Benjamins, Big Ideas, and Michael Bay
With weird wearables gaining traction, we must ask ourselves,1 “When does it stop? Where do we draw the line?” I guess I’m kind of an optimist in that I like to believe nothing’s impossible as long as we can dream it. But just because we can dream it, doesn’t mean we should bring it to life. Let’s not forget what happened when Gene Wilder brought Peter Boyle and chocolate rivers into existence.2 I’ve had plenty of dreams that I wish to remain in that realm — confined and subconscious. Like the girl from The Ring. The Ring girl should NOT be able to climb through television screens.3 That officially crosses the line. Respect the line, Ring girl.
So, which ideas should we bring to life?
One of the Creative Directors at The Richards Group once reminded me that the seed — the purest, simplest form of the idea — is the most important part of the creative process. Without a good seed, your labors — your sleepless nights, your hours of obsessive note-taking and idea-bouncing — will inevitably prove fruitless. He told me he was always more impressed with the caliber of the idea than the craft of execution. Far too often he would see ad portfolios with blown-out ideas that, in his opinion, had no business being executed. That’s what a creative director is for, though — to tell you not to go forward with a concept, to tell you your idea is BAD, sometimes killing your baby and crushing your half-baked dreams in the process. They’re saving you in the long run, and making space for something better. Because they believe you can do better. So don’t take it personally. Although it’s nice to be able to show a recruiter — or anyone you want to impress, really — a well-directed video piece (they’re easily digestible and ask less of the audience), he argued he’d rather read a well-written script or a scribble on a dirty napkin than a beautiful, but idealess (or just idea-lacking) masterpiece.
Not enough people think this way anymore. We certainly don’t reward it enough in current culture. We like easy. We like flashy. We like giant robotron-style tiger/lion/liger stadium entrances. Look at Michael Bay blowing up4 the box office every few months. But seriously Mike, cool it on the box office. This is, like, the twenty-billionth time that we’ve had to call the fire department on you. Because you’re ON FIRE, that’s why. He’s so on fire that he lives and breathes fire. Like Trogdor (#throwbackreference). I imagine Mickey “Big Bucks” Bae (his street name, duh) roasts chestnuts over burning Benjamins in his spare time. That, or he ever-so-carefully papier-mâchés Benjamin-and-coke-lined bottle rockets.5 That’s how much he’s on fire/how big his bucks are. Although his movies are not my personal “fav” — as the kiddos say — you gotta respect a man that can make $1B+ off of an 18-percenter, Robots-Meet-Dinosaurs flick.

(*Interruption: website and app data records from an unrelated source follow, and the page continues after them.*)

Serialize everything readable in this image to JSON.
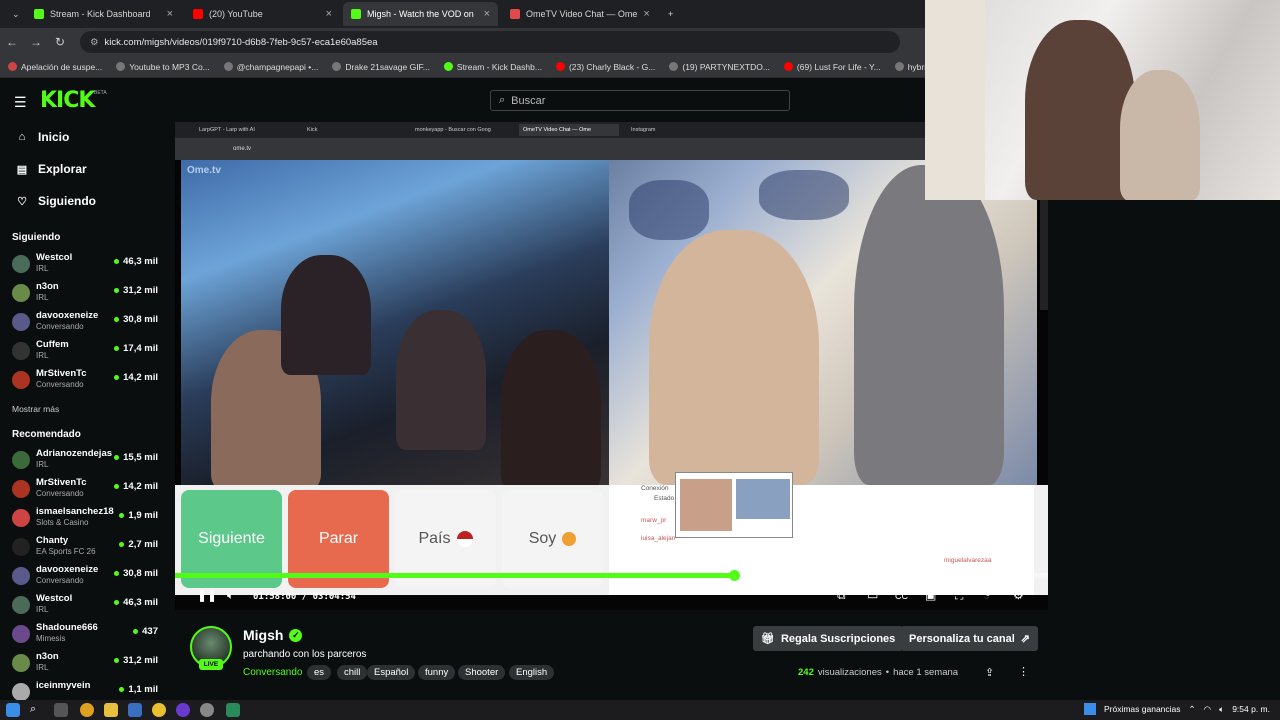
{
  "browser": {
    "tabs": [
      {
        "label": "Stream - Kick Dashboard",
        "color": "#53fc18"
      },
      {
        "label": "(20) YouTube",
        "color": "#ff0000"
      },
      {
        "label": "Migsh - Watch the VOD on",
        "color": "#53fc18"
      },
      {
        "label": "OmeTV Video Chat — Ome",
        "color": "#e04a4a"
      }
    ],
    "url": "kick.com/migsh/videos/019f9710-d6b8-7feb-9c57-eca1e60a85ea",
    "bookmarks": [
      "Apelación de suspe...",
      "Youtube to MP3 Co...",
      "@champagnepapi •...",
      "Drake 21savage GIF...",
      "Stream - Kick Dashb...",
      "(23) Charly Black - G...",
      "(19) PARTYNEXTDO...",
      "(69) Lust For Life - Y...",
      "hybriidbox.app/spot..."
    ]
  },
  "header": {
    "logo": "KICK",
    "beta": "BETA",
    "search_placeholder": "Buscar"
  },
  "sidebar": {
    "nav": [
      "Inicio",
      "Explorar",
      "Siguiendo"
    ],
    "following_title": "Siguiendo",
    "following": [
      {
        "name": "Westcol",
        "category": "IRL",
        "viewers": "46,3 mil",
        "color": "#4a6a5a"
      },
      {
        "name": "n3on",
        "category": "IRL",
        "viewers": "31,2 mil",
        "color": "#6a8a4a"
      },
      {
        "name": "davooxeneize",
        "category": "Conversando",
        "viewers": "30,8 mil",
        "color": "#5a5a8a"
      },
      {
        "name": "Cuffem",
        "category": "IRL",
        "viewers": "17,4 mil",
        "color": "#333"
      },
      {
        "name": "MrStivenTc",
        "category": "Conversando",
        "viewers": "14,2 mil",
        "color": "#aa3322"
      }
    ],
    "show_more": "Mostrar más",
    "recommended_title": "Recomendado",
    "recommended": [
      {
        "name": "Adrianozendejas",
        "category": "IRL",
        "viewers": "15,5 mil",
        "color": "#3a6a3a"
      },
      {
        "name": "MrStivenTc",
        "category": "Conversando",
        "viewers": "14,2 mil",
        "color": "#aa3322"
      },
      {
        "name": "ismaelsanchez18",
        "category": "Slots & Casino",
        "viewers": "1,9 mil",
        "color": "#cc4444"
      },
      {
        "name": "Chanty",
        "category": "EA Sports FC 26",
        "viewers": "2,7 mil",
        "color": "#222"
      },
      {
        "name": "davooxeneize",
        "category": "Conversando",
        "viewers": "30,8 mil",
        "color": "#5a5a8a"
      },
      {
        "name": "Westcol",
        "category": "IRL",
        "viewers": "46,3 mil",
        "color": "#4a6a5a"
      },
      {
        "name": "Shadoune666",
        "category": "Mimesis",
        "viewers": "437",
        "color": "#6a4a8a"
      },
      {
        "name": "n3on",
        "category": "IRL",
        "viewers": "31,2 mil",
        "color": "#6a8a4a"
      },
      {
        "name": "iceinmyvein",
        "category": "",
        "viewers": "1,1 mil",
        "color": "#aaa"
      }
    ]
  },
  "video": {
    "inner_tabs": [
      "LarpGPT - Larp with AI",
      "Kick",
      "monkeyapp - Buscar con Goog",
      "OmeTV Video Chat — Ome",
      "Instagram"
    ],
    "inner_url": "ome.tv",
    "ome_logo": "Ome.tv",
    "buttons": {
      "next": "Siguiente",
      "stop": "Parar",
      "country": "País",
      "iam": "Soy"
    },
    "chat": [
      "Conexión",
      "Estado",
      "marw_pr",
      "luisa_alejan",
      "miguelalvarezaa"
    ],
    "current_time": "01:58:00",
    "duration": "03:04:54",
    "progress": 0.64
  },
  "stream": {
    "streamer": "Migsh",
    "live": "LIVE",
    "title": "parchando con los parceros",
    "category": "Conversando",
    "tags": [
      "es",
      "chill",
      "Español",
      "funny",
      "Shooter",
      "English"
    ],
    "gift_button": "Regala Suscripciones",
    "customize_button": "Personaliza tu canal",
    "views_count": "242",
    "views_label": "visualizaciones",
    "time_ago": "hace 1 semana"
  },
  "taskbar": {
    "news": "Próximas ganancias",
    "time": "9:54 p. m."
  }
}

To carry on with Hollywood examples of ideas versus CGI, let’s take a quick look at Christopher Nolan’s work. I tend to be a Christopher Nolan defender myself because of this exact idea-versus-execution principle. Regardless of execution, dialogue, and plot holes, can any of us honestly claim we were not intrigued by the idea behind Inception, Interstellar, and The Prestige? You don’t see that anymore. You don’t see much of anything you haven’t seen before anymore. So has everything that can be dreamed been dreamt? Have we reached our collective creative limit? I don’t think so. I think we’re just lazy-disguised-as-efficient. We need more kid presidents and kids who are prepared to be president. We need go-getters, not forgers and forgetters. Makers, not takers. More doers, less consumers. All those fun clichés. Because we have enough recyclers (no offense to my hometown peeps in Portlandia). But first, before all of that, we need to stop saying “not I.” And if we refuse? The future, it would seem, will be full of disappointment and déjà vu.
And Michael Bay, bae.
- Other things you may ask yourself can be found by clicking on this HyperPortal™.
- Okay, it was actually mostly good—monumental civil rights strides were made allowing monsters to marry. Also a spoiled chubster gets stuck in a tube. Nothing makes us laugh more than schadenfreudian fat- (or phat-) boy slips into chocolate rivers. But you get the point.
- Viewer discretion.
- No duh, Camille—he literally blows up everything he comes in contact with. He’s like the King Midas of pyrotechnics.
- Remind me to remake October Sky but with Michael Bay winning the science fair.